For the full commentary, see:
L. GORDON CROVITZ. “INFORMATION AGE; Three Cheers for ‘Creative Monopolies’.” The Wall Street Journal (Mon., Oct. 13, 2014): A15.
(Note: the online version of the commentary has the date Oct. 12, 2014.)

The book praised in the passage quoted above is:
Thiel, Peter, and Blake Masters. Zero to One: Notes on Startups, or How to Build the Future. New York: Crown Business, 2014.

Economic Hope Cures Terrorism

(p. C1) As the U.S. moves into a new theater of the war on terror, it will miss its best chance to beat back Islamic State and other radical groups in the Middle East if it doesn’t deploy a crucial but little-used weapon: an aggressive agenda for economic empowerment. Right now, all we hear about are airstrikes and military maneuvers–which is to be expected when facing down thugs bent on mayhem and destruction.
But if the goal is not only to degrade what President Barack Obama rightly calls Islamic State’s “network of death” but to make it impossible for radical leaders to recruit terrorists in the first place, the West must learn a simple lesson: Economic hope is the only way to win the battle for the constituencies on which terrorist groups feed.
I know something about this. A generation ago, much of Latin America was in turmoil. By 1990, a Marxist-Leninist terrorist organization called Sendero Luminoso, or Shining Path, had seized control of most of my home country, Peru, where I served as the president’s principal adviser. Fashionable opinion held that the people rebelling were the impoverished or underemployed wage slaves of Latin America, that capitalism couldn’t work outside the West and that Latin cultures didn’t really understand market economics.
The conventional wisdom proved to be wrong, however. Reforms in Peru gave indigenous entrepreneurs and farmers control over their assets and a new, more accessible legal framework in which to run businesses, make contracts and borrow–spurring an unprecedented rise in living standards.

For the full commentary, see:
HERNANDO DE SOTO. “The Capitalist Cure for Terrorism; Military might alone won’t defeat Islamic State and its ilk. The U.S. needs to promote economic empowerment and entrepreneurship to give the Arab world another path.” The Wall Street Journal (Sat., Oct. 11, 2014): C1-C2.
(Note: italics in original.)
(Note: the online version of the commentary has the date Oct. 10, 2014, and the title “The Capitalist Cure for Terrorism; Military might alone won’t defeat Islamic State and its ilk. The U.S. needs to promote economic empowerment.”)

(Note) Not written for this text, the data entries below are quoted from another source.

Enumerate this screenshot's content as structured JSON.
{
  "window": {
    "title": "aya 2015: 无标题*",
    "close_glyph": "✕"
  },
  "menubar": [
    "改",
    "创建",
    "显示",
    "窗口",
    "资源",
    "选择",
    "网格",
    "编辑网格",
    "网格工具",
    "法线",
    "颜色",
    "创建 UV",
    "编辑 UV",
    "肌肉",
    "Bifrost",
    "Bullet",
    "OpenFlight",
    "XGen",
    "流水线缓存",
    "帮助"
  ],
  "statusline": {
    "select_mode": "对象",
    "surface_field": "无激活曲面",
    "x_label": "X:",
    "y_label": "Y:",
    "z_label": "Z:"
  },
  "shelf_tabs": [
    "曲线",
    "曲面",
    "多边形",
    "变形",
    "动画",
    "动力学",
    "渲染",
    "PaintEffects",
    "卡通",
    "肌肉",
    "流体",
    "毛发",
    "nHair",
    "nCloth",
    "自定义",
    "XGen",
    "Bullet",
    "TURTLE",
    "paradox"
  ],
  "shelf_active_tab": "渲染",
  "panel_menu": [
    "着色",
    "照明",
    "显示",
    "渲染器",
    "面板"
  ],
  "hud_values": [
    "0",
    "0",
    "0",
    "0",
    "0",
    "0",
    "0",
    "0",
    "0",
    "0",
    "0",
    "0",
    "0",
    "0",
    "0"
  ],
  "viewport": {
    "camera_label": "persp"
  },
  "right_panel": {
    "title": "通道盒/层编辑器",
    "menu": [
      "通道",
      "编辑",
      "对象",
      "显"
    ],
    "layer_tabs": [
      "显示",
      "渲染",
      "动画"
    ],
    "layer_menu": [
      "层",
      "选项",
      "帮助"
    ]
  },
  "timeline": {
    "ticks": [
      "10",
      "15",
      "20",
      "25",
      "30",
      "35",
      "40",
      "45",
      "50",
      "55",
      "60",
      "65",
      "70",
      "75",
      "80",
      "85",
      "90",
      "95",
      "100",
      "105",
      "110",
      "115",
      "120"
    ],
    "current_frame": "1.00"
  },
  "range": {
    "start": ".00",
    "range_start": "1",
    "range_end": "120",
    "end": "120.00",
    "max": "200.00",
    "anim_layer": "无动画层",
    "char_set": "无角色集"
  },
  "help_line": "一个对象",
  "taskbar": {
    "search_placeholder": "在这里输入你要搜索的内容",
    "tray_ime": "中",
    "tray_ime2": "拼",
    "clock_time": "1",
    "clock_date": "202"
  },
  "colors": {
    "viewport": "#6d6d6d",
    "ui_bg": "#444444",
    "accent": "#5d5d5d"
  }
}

Soto’s masterpiece is:
Soto, Hernando de. The Other Path: The Invisible Revolution in the Third World. New York: Basic Books, 1989.

Scientists Seriously Discuss Geoengineering Solutions to Global Warming

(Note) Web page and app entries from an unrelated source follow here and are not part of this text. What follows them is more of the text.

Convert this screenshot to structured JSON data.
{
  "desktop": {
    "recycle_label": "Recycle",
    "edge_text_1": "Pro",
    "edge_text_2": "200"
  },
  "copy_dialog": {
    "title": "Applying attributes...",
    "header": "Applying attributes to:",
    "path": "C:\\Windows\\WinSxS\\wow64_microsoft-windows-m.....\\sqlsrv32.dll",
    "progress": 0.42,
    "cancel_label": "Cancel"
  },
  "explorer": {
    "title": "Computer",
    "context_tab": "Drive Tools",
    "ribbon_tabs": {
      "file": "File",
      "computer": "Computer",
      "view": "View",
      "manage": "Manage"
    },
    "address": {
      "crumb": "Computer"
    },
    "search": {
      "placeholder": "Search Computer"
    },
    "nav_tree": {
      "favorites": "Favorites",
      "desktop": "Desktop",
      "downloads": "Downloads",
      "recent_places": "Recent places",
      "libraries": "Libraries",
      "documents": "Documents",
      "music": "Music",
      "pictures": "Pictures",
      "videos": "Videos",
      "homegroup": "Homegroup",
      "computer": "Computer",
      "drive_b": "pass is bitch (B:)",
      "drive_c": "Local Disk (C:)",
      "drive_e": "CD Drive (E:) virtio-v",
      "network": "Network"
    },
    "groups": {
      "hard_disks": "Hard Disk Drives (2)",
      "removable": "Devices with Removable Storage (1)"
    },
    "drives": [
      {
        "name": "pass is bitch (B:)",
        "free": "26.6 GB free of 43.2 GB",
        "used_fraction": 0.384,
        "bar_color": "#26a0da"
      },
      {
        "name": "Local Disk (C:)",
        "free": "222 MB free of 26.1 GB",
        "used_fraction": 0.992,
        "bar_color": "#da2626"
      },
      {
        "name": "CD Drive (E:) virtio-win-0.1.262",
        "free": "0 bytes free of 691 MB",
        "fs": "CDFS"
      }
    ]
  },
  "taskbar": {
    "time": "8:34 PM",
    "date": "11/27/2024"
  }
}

(p. A1) UTRECHT, the Netherlands — The solution to global warming, Olaf Schuiling says, lies beneath our feet.
For Dr. Schuiling, a retired geochemist, climate salvation would come in the form of olivine, a green-tinted mineral found in abundance around the world. When exposed to the elements, it slowly takes carbon dioxide from the atmosphere.
Olivine has been doing this naturally for billions of years, but Dr. Schuiling wants to speed up the process by spreading it on fields and beaches and using it for dikes, pathways, even sandboxes. Sprinkle enough of the crushed rock around, he says, and it will eventually remove enough CO2 to slow the rise in global temperatures.
“Let the earth help us to save the earth,” said Dr. Schuiling, who has been pursuing the idea single-mindedly for several decades and at 82 is still writing papers on the subject from his cluttered office at the University of Utrecht.
Once considered the stuff of wild-eyed fantasies, such ideas for countering climate change — known as geoengineering solutions, because they intentionally manipulate nature — are now being discussed seriously by scientists.

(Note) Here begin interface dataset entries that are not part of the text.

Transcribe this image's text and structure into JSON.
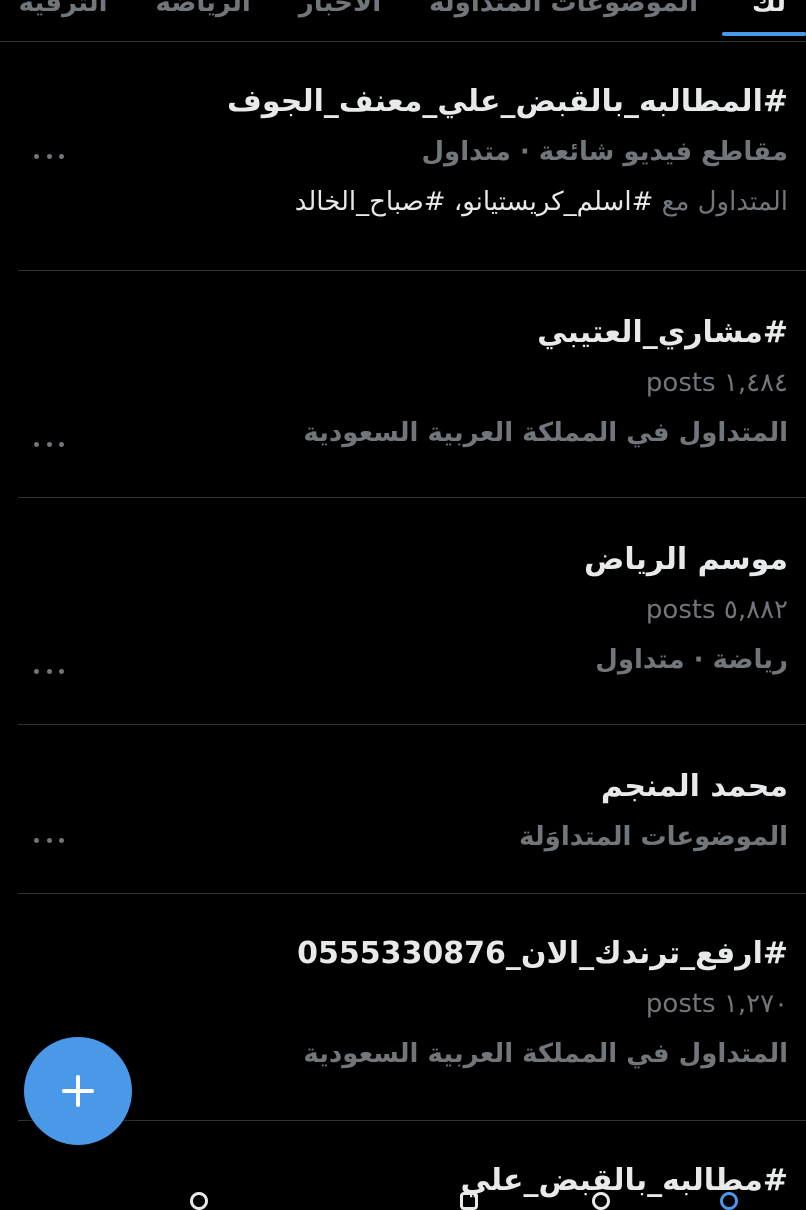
{
  "tabs": [
    {
      "label": "لك",
      "active": true
    },
    {
      "label": "الموضوعات المتداولة",
      "active": false
    },
    {
      "label": "الأخبار",
      "active": false
    },
    {
      "label": "الرياضة",
      "active": false
    },
    {
      "label": "الترفيه",
      "active": false
    }
  ],
  "trends": [
    {
      "title": "#المطالبه_بالقبض_علي_معنف_الجوف",
      "context": "مقاطع فيديو شائعة · متداول",
      "trending_with_prefix": "المتداول مع",
      "trending_with_tags": "#اسلم_كريستيانو، #صباح_الخالد"
    },
    {
      "title": "#مشاري_العتيبي",
      "posts": "١,٤٨٤ posts",
      "context": "المتداول في المملكة العربية السعودية"
    },
    {
      "title": "موسم الرياض",
      "posts": "٥,٨٨٢ posts",
      "context": "رياضة · متداول"
    },
    {
      "title": "محمد المنجم",
      "context": "الموضوعات المتداوَلة"
    },
    {
      "title": "#ارفع_ترندك_الان_0555330876",
      "posts": "١,٢٧٠ posts",
      "context": "المتداول في المملكة العربية السعودية"
    },
    {
      "title": "#مطالبه_بالقبض_علي"
    }
  ],
  "fab": {
    "icon": "plus-icon"
  },
  "colors": {
    "background": "#000000",
    "text_primary": "#e7e9ea",
    "text_secondary": "#71767b",
    "divider": "#2f3336",
    "accent": "#4a99e9"
  }
}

For the full story, see:
HENRY FOUNTAIN. “Climate Cures Seeking to Tap Nature’s Power.” The New York Times (Mon., NOV. 10, 2014): A1 & A6.
(Note: italics in original; ellipsis added.)
(Note: the online version of the story has the date NOV. 9, 2014, and has the title “Climate Tools Seek to Bend Nature’s Path.”)